The New Student's Reference Work/Mary I of England
Mary I of England, daughter of Henry VIII and Catherine of Aragon, was born at Greenwich Palace on Feb. 18, 1516. She is usually known as Mary Tudor. When a girl she was a great favorite with her father, and was devoted to her mother and church. When her mother was divorced, Henry treated her harshly, and during her half-brother Edward’s reign she lived in retirement. But no threats could make her conform to the English church. On the death of Edward, July 6, 1553, Mary became entitled to the crown. Though Lady Jane was declared queen, the whole country favored Mary, who was able without bloodshed to enter London in triumph on Aug. 3. The queen showed remarkable leniency toward her enemies. She sought gradually and carefully to bring back the Roman religion. A few leading reformers were imprisoned, but there persecution stopped. Queen Mary’s reign was ruined by her marriage to Philip II of Spain. The proposal caused Wyatt’s rebellion. This rising was put down and Jane Grey was, with her husband and father, beheaded. Cardinal Pole entered England as the pope’s legate, and the country became once more Roman Catholic. Then began the persecution which earned the queen the name of Bloody Mary, when some three hundred victims were burnt at the stake. During this time Mary was almost helpless with ill-health.
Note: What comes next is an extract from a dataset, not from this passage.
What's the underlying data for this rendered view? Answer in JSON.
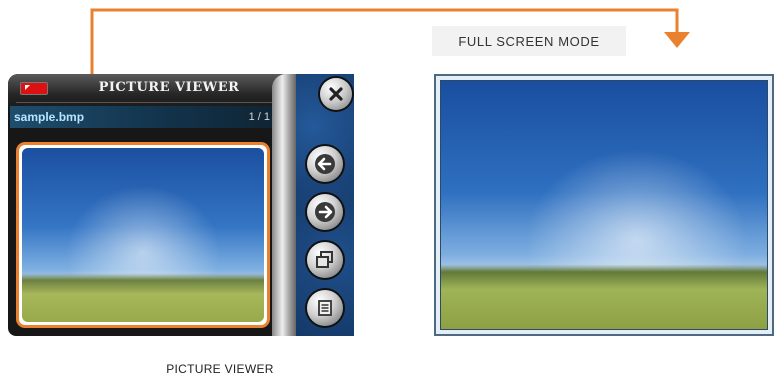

Calais, the last English foothold on French ground, was lost, and Mary died on Nov. 17, 1558. See the histories of Froude and Lingard and England under Edward VI and Mary by Tytler.